╭─ TASK INPUT

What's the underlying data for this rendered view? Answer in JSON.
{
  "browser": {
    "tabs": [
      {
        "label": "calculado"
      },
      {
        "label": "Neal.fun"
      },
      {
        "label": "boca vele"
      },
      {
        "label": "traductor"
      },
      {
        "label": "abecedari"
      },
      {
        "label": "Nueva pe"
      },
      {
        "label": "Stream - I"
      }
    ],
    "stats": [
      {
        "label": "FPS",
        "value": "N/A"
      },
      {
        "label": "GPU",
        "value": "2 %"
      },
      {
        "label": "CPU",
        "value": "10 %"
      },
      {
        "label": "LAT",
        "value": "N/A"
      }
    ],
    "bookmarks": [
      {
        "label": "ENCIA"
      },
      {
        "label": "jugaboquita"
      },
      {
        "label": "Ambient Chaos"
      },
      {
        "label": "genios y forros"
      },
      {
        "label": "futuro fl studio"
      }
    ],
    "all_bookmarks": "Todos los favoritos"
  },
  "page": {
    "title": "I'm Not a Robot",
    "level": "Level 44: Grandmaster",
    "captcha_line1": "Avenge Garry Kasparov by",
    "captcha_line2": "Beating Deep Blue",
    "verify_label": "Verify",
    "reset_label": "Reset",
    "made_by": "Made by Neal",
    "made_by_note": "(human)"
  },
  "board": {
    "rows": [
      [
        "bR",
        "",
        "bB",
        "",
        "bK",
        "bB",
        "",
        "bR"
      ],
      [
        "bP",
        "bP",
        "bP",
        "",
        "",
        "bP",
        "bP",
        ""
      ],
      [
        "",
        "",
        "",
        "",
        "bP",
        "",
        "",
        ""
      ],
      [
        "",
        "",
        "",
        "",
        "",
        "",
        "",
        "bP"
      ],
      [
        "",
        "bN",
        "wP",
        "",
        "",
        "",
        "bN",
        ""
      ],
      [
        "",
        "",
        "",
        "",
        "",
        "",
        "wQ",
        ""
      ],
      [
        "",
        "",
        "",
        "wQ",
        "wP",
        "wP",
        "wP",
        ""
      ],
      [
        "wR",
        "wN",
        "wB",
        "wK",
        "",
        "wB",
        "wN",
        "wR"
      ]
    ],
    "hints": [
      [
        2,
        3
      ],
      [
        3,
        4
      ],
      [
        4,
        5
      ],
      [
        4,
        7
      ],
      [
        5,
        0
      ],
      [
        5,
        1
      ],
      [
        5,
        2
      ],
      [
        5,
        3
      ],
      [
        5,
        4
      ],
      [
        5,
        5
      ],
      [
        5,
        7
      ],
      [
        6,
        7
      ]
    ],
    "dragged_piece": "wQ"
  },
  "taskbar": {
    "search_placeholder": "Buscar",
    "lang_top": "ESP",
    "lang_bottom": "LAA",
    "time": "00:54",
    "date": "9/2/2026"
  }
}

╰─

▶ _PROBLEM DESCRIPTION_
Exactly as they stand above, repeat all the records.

▶ _REPLY TO THE EXERCISE_
What's the underlying data for this rendered view? Answer in JSON.
{
  "browser": {
    "tabs": [
      {
        "label": "calculado"
      },
      {
        "label": "Neal.fun"
      },
      {
        "label": "boca vele"
      },
      {
        "label": "traductor"
      },
      {
        "label": "abecedari"
      },
      {
        "label": "Nueva pe"
      },
      {
        "label": "Stream - I"
      }
    ],
    "stats": [
      {
        "label": "FPS",
        "value": "N/A"
      },
      {
        "label": "GPU",
        "value": "2 %"
      },
      {
        "label": "CPU",
        "value": "10 %"
      },
      {
        "label": "LAT",
        "value": "N/A"
      }
    ],
    "bookmarks": [
      {
        "label": "ENCIA"
      },
      {
        "label": "jugaboquita"
      },
      {
        "label": "Ambient Chaos"
      },
      {
        "label": "genios y forros"
      },
      {
        "label": "futuro fl studio"
      }
    ],
    "all_bookmarks": "Todos los favoritos"
  },
  "page": {
    "title": "I'm Not a Robot",
    "level": "Level 44: Grandmaster",
    "captcha_line1": "Avenge Garry Kasparov by",
    "captcha_line2": "Beating Deep Blue",
    "verify_label": "Verify",
    "reset_label": "Reset",
    "made_by": "Made by Neal",
    "made_by_note": "(human)"
  },
  "board": {
    "rows": [
      [
        "bR",
        "",
        "bB",
        "",
        "bK",
        "bB",
        "",
        "bR"
      ],
      [
        "bP",
        "bP",
        "bP",
        "",
        "",
        "bP",
        "bP",
        ""
      ],
      [
        "",
        "",
        "",
        "",
        "bP",
        "",
        "",
        ""
      ],
      [
        "",
        "",
        "",
        "",
        "",
        "",
        "",
        "bP"
      ],
      [
        "",
        "bN",
        "wP",
        "",
        "",
        "",
        "bN",
        ""
      ],
      [
        "",
        "",
        "",
        "",
        "",
        "",
        "wQ",
        ""
      ],
      [
        "",
        "",
        "",
        "wQ",
        "wP",
        "wP",
        "wP",
        ""
      ],
      [
        "wR",
        "wN",
        "wB",
        "wK",
        "",
        "wB",
        "wN",
        "wR"
      ]
    ],
    "hints": [
      [
        2,
        3
      ],
      [
        3,
        4
      ],
      [
        4,
        5
      ],
      [
        4,
        7
      ],
      [
        5,
        0
      ],
      [
        5,
        1
      ],
      [
        5,
        2
      ],
      [
        5,
        3
      ],
      [
        5,
        4
      ],
      [
        5,
        5
      ],
      [
        5,
        7
      ],
      [
        6,
        7
      ]
    ],
    "dragged_piece": "wQ"
  },
  "taskbar": {
    "search_placeholder": "Buscar",
    "lang_top": "ESP",
    "lang_bottom": "LAA",
    "time": "00:54",
    "date": "9/2/2026"
  }
}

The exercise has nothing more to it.